Research from the Money Across Generations II study* shows that 36 percent of boomer-age respondents say that proximity to their parent(s) is the biggest factor in determining which sibling will be the primary source of family support. Only 13 percent agree it’s the sibling with the most financial means and a mere three percent believe that all siblings should share the responsibilities.
Regardless of how you choose, it’s important for families to agree on who will be the primary coordinator for your parents’ financial and emotional needs before your parent(s) start to experience declining health. Determining who will fill this roll, and communicating that to your parent(s) before it becomes an urgent matter can help ease tension among family members.
Here are some tips to help you and your siblings manage your parents’ finances and caregiving needs:
• Be aware and respect your siblings’ situations. One or more siblings may live in a different state or have family obligations or professions that keep them from being available to help care for aging parents physically or financially. It may be difficult to accept these discrepancies if your parent(s) require both kinds of support – especially if there are gaps – but it’s important to work hard to come to a compromise.
While some siblings may have more flexibility to spend time helping your parent(s), others may have less opportunity to leave work to help, but greater financial resources. Sit down and have a conversation with your siblings about what each person feels he or she can and cannot afford in respect to both time and money.
• Recognize differences in money habits and priorities. Each of your siblings may have different money habits – one may splurge while the other is more budget conscious in their purchasing decision processes. Consider money management styles when you’re choosing who will be best to help with your parent’s finances. Though your less organized sibling may be able to help in many ways, it can be more effective to designate someone who naturally enjoys and excels at handling money.
• Move on from past stereotypes. Although everyone excels at different things, relying on childhood roles (i.e. the dreamer, the bossy one or the perfect student) may only create more problems than needed. Just because one sibling may have taken on too much debt in the past, it doesn’t mean they have a problem with saving money now. Give your siblings the fair benefit of the doubt and ask them to do the same for you when deciding who will do what to help your parent(s).
• Communicate early and often. Communication among siblings is important during this time in your parent’s life. If you call and send emails or texts to one family member, your other sibling(s) may be out of the loop. Ensure you’re setting aside time to talk with your siblings in a structured setting about matters that may impact everyone.
Scheduling regular times to meet in person or talk on the phone will keep everyone informed when discussing your parents’ financial and health.
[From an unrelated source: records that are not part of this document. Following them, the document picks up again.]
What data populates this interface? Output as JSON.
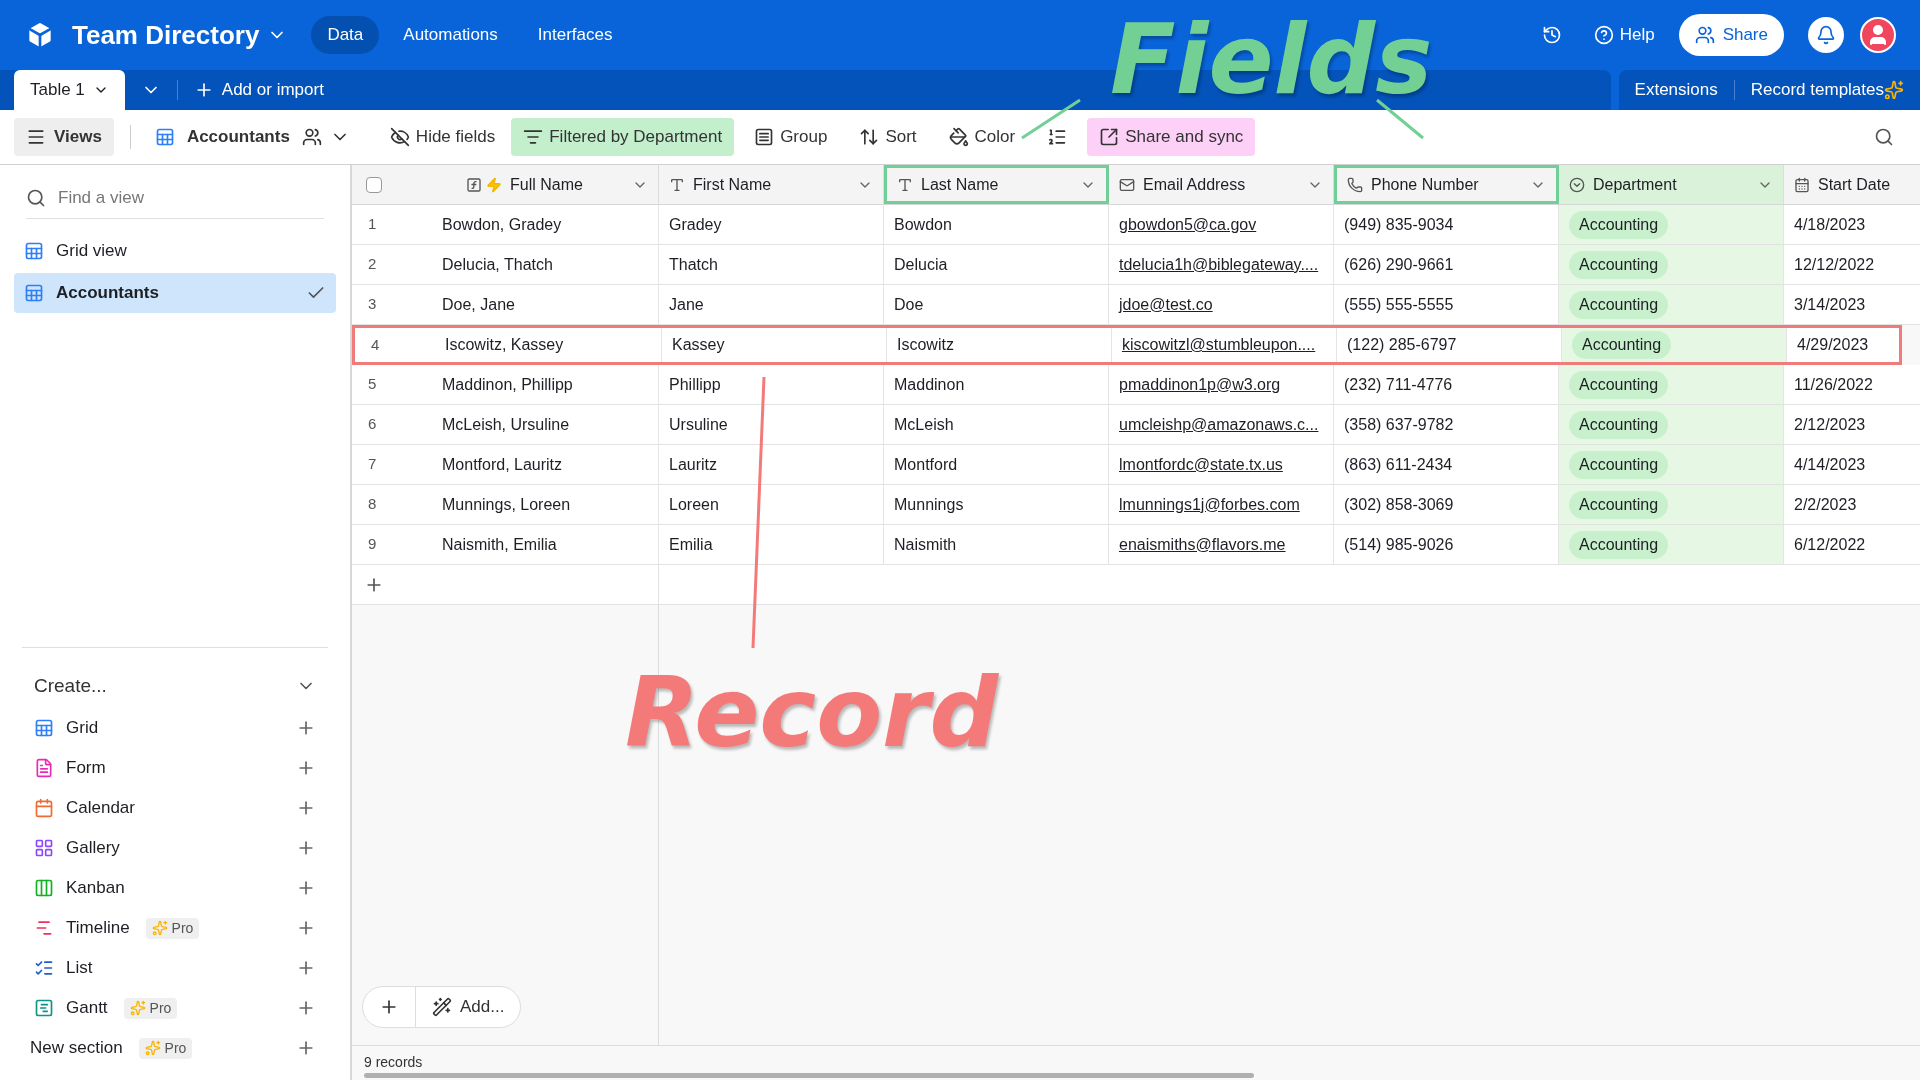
{
  "app": {
    "title": "Team Directory",
    "nav": [
      {
        "label": "Data",
        "selected": true
      },
      {
        "label": "Automations",
        "selected": false
      },
      {
        "label": "Interfaces",
        "selected": false
      }
    ],
    "help": "Help",
    "share": "Share"
  },
  "tabbar": {
    "table_tab": "Table 1",
    "add_or_import": "Add or import",
    "extensions": "Extensions",
    "record_templates": "Record templates"
  },
  "toolbar": {
    "views": "Views",
    "view_name": "Accountants",
    "hide_fields": "Hide fields",
    "filter": "Filtered by Department",
    "group": "Group",
    "sort": "Sort",
    "color_button": "Color",
    "share_sync": "Share and sync"
  },
  "sidebar": {
    "search_placeholder": "Find a view",
    "views": [
      {
        "label": "Grid view",
        "selected": false
      },
      {
        "label": "Accountants",
        "selected": true
      }
    ],
    "create": {
      "title": "Create...",
      "items": [
        {
          "label": "Grid",
          "kind": "grid"
        },
        {
          "label": "Form",
          "kind": "form"
        },
        {
          "label": "Calendar",
          "kind": "calendar"
        },
        {
          "label": "Gallery",
          "kind": "gallery"
        },
        {
          "label": "Kanban",
          "kind": "kanban"
        },
        {
          "label": "Timeline",
          "kind": "timeline",
          "badge": "Pro"
        },
        {
          "label": "List",
          "kind": "list"
        },
        {
          "label": "Gantt",
          "kind": "gantt",
          "badge": "Pro"
        },
        {
          "label": "New section",
          "kind": "section",
          "badge": "Pro"
        }
      ]
    }
  },
  "table": {
    "select_all_checked": false,
    "columns": [
      {
        "label": "Full Name",
        "kind": "formula",
        "outlined": false,
        "filtered": false
      },
      {
        "label": "First Name",
        "kind": "text",
        "outlined": false,
        "filtered": false
      },
      {
        "label": "Last Name",
        "kind": "text",
        "outlined": true,
        "filtered": false
      },
      {
        "label": "Email Address",
        "kind": "email",
        "outlined": false,
        "filtered": false
      },
      {
        "label": "Phone Number",
        "kind": "phone",
        "outlined": true,
        "filtered": false
      },
      {
        "label": "Department",
        "kind": "select",
        "outlined": false,
        "filtered": true
      },
      {
        "label": "Start Date",
        "kind": "date",
        "outlined": false,
        "filtered": false
      }
    ],
    "rows": [
      {
        "number": "1",
        "outlined": false,
        "cells": [
          "Bowdon, Gradey",
          "Gradey",
          "Bowdon",
          "gbowdon5@ca.gov",
          "(949) 835-9034",
          "Accounting",
          "4/18/2023"
        ]
      },
      {
        "number": "2",
        "outlined": false,
        "cells": [
          "Delucia, Thatch",
          "Thatch",
          "Delucia",
          "tdelucia1h@biblegateway....",
          "(626) 290-9661",
          "Accounting",
          "12/12/2022"
        ]
      },
      {
        "number": "3",
        "outlined": false,
        "cells": [
          "Doe, Jane",
          "Jane",
          "Doe",
          "jdoe@test.co",
          "(555) 555-5555",
          "Accounting",
          "3/14/2023"
        ]
      },
      {
        "number": "4",
        "outlined": true,
        "cells": [
          "Iscowitz, Kassey",
          "Kassey",
          "Iscowitz",
          "kiscowitzl@stumbleupon....",
          "(122) 285-6797",
          "Accounting",
          "4/29/2023"
        ]
      },
      {
        "number": "5",
        "outlined": false,
        "cells": [
          "Maddinon, Phillipp",
          "Phillipp",
          "Maddinon",
          "pmaddinon1p@w3.org",
          "(232) 711-4776",
          "Accounting",
          "11/26/2022"
        ]
      },
      {
        "number": "6",
        "outlined": false,
        "cells": [
          "McLeish, Ursuline",
          "Ursuline",
          "McLeish",
          "umcleishp@amazonaws.c...",
          "(358) 637-9782",
          "Accounting",
          "2/12/2023"
        ]
      },
      {
        "number": "7",
        "outlined": false,
        "cells": [
          "Montford, Lauritz",
          "Lauritz",
          "Montford",
          "lmontfordc@state.tx.us",
          "(863) 611-2434",
          "Accounting",
          "4/14/2023"
        ]
      },
      {
        "number": "8",
        "outlined": false,
        "cells": [
          "Munnings, Loreen",
          "Loreen",
          "Munnings",
          "lmunnings1j@forbes.com",
          "(302) 858-3069",
          "Accounting",
          "2/2/2023"
        ]
      },
      {
        "number": "9",
        "outlined": false,
        "cells": [
          "Naismith, Emilia",
          "Emilia",
          "Naismith",
          "enaismiths@flavors.me",
          "(514) 985-9026",
          "Accounting",
          "6/12/2022"
        ]
      }
    ]
  },
  "footer": {
    "add": "Add...",
    "record_count": "9 records"
  },
  "annotations": [
    {
      "text": "Fields",
      "kind": "fields"
    },
    {
      "text": "Record",
      "kind": "record"
    }
  ]
}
If these kinds of conversations typically lead to tension or start an argument, consider drafting an agenda for your meetings to provide the opportunity for a structured discussion in which everyone gets a chance to provide input. If you’re the primary caregiver for your parent(s), these conversations provide opportunity to ask for help.
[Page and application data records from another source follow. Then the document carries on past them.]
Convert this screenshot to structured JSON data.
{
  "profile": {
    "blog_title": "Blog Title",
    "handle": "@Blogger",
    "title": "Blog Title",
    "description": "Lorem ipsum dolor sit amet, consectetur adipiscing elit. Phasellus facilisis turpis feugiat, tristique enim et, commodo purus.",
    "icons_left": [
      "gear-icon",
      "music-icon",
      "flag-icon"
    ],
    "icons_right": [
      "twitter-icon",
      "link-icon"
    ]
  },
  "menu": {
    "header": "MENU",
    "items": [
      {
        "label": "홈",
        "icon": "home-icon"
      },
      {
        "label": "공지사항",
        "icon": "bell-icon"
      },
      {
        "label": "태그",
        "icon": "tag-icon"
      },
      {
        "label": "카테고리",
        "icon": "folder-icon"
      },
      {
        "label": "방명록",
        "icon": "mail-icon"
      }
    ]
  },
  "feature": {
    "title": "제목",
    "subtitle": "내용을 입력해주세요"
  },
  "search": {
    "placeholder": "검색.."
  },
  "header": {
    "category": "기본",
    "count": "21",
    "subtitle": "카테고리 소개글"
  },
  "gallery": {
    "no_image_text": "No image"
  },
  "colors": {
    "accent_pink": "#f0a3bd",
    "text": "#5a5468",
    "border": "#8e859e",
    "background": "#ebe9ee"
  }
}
Your parent(s) need your support most during this time in their lives. Try your best to not let financial differences, or stresses set off old problems or rivalries between you and your siblings. Communicate openly and in a structured setting to ensure a supportive environment and success for all involved. Consider working with a financial advisor who can help you work through these scenarios and steer you in the right direction financially.
* The Money Across Generations IISM study was commissioned by Ameriprise Financial, Inc. and conducted by telephone by GfK in December 2011 among 1,006 affluent baby boomers (those with $100,000 or more in investable assets); 300 parents of baby boomers; and 300 children of baby boomers at least 18 years old. The margin of error is +/- three percentage points for the affluent boomers segment and +/- six percentage points for the parents and children of boomers segments.